Interface dataset entries:
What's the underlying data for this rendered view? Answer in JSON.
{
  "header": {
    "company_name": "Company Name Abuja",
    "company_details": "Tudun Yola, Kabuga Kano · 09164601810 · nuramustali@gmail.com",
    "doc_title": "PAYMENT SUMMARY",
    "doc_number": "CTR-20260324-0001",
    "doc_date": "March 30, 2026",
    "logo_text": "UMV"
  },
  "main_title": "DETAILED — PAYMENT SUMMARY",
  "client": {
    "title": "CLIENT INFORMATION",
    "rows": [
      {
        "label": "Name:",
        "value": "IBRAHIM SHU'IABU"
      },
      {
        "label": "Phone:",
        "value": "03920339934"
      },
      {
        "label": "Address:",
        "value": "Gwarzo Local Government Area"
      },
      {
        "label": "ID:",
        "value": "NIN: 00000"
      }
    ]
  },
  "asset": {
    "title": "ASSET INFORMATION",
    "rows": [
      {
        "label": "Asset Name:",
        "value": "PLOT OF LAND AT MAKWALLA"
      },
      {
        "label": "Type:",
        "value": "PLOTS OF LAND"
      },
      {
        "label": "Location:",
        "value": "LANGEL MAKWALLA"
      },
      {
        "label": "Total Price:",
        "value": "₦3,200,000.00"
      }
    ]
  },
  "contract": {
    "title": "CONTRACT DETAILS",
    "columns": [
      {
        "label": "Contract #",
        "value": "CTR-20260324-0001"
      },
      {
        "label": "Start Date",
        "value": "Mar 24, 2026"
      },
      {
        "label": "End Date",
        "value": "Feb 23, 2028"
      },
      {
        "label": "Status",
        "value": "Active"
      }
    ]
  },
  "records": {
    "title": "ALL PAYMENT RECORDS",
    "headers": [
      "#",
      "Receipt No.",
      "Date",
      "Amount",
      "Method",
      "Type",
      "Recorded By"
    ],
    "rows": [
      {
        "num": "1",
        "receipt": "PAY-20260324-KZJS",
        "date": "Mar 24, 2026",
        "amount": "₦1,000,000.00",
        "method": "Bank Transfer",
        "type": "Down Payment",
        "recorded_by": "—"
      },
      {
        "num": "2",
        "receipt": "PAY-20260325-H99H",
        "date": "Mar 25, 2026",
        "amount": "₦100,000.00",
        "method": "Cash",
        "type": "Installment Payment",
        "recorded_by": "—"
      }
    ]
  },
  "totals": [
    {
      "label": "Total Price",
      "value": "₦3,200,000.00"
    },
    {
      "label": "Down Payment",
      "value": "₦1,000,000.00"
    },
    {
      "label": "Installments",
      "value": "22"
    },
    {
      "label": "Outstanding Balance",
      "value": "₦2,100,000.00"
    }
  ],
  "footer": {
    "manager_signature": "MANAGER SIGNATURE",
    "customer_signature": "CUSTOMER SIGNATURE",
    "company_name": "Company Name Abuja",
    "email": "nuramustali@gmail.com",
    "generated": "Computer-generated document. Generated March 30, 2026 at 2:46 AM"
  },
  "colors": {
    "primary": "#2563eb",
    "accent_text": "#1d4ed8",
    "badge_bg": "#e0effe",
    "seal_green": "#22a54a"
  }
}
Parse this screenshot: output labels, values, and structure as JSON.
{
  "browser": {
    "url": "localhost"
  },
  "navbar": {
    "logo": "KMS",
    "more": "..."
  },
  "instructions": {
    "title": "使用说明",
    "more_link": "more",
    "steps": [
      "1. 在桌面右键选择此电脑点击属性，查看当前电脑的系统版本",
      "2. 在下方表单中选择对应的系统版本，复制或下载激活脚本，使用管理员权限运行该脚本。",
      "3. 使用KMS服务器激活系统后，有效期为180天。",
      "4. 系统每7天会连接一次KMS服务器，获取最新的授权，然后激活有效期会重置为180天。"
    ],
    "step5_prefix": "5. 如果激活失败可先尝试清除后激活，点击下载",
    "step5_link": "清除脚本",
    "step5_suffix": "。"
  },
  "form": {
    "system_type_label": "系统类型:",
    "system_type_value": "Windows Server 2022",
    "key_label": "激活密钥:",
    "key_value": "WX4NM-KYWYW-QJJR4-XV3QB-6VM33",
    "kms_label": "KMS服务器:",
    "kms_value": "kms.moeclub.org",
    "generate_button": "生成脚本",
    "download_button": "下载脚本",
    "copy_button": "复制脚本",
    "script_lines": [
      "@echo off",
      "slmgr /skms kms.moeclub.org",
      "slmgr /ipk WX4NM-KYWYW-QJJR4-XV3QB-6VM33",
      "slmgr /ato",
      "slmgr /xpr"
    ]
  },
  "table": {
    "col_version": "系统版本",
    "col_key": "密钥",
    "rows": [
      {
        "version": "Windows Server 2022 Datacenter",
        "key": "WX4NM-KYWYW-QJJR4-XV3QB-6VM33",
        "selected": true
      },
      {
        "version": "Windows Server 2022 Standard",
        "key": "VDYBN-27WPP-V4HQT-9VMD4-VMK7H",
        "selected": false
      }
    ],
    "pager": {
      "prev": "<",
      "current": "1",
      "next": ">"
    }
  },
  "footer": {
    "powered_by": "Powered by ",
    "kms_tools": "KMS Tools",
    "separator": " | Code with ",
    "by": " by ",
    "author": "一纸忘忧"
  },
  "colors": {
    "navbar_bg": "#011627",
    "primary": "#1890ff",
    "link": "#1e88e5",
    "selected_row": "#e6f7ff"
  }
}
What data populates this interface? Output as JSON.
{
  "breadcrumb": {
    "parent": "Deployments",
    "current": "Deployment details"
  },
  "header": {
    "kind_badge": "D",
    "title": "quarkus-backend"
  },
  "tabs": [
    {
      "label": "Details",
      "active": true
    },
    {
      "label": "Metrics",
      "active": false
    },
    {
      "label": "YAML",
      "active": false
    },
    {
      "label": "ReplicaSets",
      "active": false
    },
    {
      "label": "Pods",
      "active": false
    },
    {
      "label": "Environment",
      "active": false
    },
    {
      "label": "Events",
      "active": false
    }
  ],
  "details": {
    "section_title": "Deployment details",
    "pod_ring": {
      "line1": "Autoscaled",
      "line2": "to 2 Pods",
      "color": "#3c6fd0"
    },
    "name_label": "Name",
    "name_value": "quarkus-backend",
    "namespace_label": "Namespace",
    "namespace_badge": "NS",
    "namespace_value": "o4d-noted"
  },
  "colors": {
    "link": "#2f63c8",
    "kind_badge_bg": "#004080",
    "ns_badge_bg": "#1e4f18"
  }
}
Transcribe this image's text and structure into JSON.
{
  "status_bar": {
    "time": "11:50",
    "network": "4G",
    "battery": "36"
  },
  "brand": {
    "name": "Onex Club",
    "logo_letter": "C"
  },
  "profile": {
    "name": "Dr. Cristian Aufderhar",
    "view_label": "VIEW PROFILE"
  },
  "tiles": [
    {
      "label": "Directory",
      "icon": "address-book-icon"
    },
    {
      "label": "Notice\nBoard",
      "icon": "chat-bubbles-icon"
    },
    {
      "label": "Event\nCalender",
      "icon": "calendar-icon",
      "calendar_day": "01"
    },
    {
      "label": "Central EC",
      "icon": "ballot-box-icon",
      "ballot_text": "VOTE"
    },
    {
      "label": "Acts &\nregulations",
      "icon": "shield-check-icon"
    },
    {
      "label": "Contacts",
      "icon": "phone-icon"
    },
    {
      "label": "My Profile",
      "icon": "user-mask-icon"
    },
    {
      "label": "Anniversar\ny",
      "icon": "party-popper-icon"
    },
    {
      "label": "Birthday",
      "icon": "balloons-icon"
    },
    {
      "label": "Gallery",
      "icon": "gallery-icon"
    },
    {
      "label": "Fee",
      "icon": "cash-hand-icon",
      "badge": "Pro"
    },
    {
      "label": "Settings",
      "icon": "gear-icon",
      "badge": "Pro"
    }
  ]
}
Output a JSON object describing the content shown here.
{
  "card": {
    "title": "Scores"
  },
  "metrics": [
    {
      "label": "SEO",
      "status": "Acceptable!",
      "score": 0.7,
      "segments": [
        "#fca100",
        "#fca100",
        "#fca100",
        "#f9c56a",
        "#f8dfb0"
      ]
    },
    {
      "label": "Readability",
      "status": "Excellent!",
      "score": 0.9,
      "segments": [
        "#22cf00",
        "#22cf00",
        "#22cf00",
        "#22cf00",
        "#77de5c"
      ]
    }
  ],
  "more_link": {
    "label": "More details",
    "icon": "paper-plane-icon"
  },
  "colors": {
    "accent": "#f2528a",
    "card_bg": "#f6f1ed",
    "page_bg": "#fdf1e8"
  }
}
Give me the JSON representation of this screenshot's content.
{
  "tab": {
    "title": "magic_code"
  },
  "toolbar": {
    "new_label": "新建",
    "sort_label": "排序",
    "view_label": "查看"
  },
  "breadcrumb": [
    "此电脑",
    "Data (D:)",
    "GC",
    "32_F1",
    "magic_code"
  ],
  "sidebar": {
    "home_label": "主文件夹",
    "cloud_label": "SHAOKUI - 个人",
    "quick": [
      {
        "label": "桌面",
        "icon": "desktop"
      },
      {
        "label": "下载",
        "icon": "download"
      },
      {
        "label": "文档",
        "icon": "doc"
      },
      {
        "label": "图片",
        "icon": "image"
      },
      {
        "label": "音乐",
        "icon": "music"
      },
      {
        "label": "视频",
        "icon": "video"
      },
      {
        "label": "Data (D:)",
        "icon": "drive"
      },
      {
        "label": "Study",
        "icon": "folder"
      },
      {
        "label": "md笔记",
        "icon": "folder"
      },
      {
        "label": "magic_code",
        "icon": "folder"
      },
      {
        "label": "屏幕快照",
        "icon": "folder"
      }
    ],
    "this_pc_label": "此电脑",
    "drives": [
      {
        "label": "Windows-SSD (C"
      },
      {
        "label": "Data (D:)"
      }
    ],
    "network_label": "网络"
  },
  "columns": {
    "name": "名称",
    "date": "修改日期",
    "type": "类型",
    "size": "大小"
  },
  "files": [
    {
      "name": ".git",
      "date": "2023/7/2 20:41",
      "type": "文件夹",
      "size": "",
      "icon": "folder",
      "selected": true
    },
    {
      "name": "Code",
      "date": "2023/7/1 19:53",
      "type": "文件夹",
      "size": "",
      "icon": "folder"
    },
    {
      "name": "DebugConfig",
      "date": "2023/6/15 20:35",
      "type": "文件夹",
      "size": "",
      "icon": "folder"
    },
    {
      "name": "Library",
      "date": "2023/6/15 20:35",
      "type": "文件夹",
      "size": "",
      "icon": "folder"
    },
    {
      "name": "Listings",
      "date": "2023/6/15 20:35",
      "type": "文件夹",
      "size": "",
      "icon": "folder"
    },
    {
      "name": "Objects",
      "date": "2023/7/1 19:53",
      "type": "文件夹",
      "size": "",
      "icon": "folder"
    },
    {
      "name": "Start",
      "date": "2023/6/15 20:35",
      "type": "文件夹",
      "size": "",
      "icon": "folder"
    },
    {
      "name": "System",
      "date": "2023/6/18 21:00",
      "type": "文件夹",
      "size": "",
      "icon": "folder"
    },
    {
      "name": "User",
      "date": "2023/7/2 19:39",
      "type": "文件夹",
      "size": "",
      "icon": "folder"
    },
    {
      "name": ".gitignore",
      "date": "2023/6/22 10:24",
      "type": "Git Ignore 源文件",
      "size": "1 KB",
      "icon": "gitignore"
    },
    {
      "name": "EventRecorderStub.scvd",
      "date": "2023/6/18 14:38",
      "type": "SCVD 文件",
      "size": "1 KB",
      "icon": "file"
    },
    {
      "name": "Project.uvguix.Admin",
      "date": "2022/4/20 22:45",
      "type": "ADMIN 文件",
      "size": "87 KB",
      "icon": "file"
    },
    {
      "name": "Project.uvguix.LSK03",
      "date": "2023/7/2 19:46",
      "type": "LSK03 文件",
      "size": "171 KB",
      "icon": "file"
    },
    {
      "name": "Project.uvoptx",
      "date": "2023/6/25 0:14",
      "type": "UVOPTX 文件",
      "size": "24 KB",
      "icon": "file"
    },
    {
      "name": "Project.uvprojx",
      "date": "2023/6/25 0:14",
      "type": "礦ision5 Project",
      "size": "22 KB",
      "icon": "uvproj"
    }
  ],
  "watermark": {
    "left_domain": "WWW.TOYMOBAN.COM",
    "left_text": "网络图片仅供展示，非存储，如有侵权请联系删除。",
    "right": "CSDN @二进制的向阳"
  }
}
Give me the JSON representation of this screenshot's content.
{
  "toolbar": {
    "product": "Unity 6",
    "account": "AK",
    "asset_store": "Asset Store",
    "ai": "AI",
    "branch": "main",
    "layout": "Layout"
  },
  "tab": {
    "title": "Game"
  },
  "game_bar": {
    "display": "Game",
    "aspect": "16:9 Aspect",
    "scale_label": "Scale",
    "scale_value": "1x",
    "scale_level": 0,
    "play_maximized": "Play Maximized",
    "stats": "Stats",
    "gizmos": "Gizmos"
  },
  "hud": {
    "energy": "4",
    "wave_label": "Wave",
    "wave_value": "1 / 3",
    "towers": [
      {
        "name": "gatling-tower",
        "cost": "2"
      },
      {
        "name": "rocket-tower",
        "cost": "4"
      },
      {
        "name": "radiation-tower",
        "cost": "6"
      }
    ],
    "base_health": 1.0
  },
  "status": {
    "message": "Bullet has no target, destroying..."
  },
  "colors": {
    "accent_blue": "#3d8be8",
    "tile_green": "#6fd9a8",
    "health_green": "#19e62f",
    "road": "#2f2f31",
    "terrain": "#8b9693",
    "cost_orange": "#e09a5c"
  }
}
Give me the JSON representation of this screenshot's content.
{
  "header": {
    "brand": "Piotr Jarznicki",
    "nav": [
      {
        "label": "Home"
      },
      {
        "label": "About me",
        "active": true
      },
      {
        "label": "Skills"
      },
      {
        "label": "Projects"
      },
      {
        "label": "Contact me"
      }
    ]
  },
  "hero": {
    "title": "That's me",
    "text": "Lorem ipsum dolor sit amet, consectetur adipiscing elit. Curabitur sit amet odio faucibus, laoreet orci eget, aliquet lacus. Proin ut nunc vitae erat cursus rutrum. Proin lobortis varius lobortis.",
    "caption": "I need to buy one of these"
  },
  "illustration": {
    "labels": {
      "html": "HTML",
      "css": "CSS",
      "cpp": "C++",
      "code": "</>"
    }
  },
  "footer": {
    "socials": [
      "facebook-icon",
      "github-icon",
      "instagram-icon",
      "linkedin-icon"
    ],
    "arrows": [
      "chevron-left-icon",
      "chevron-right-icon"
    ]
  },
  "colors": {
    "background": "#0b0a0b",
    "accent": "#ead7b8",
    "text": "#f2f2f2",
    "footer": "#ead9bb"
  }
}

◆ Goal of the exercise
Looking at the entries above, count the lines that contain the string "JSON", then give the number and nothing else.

◆ Output
8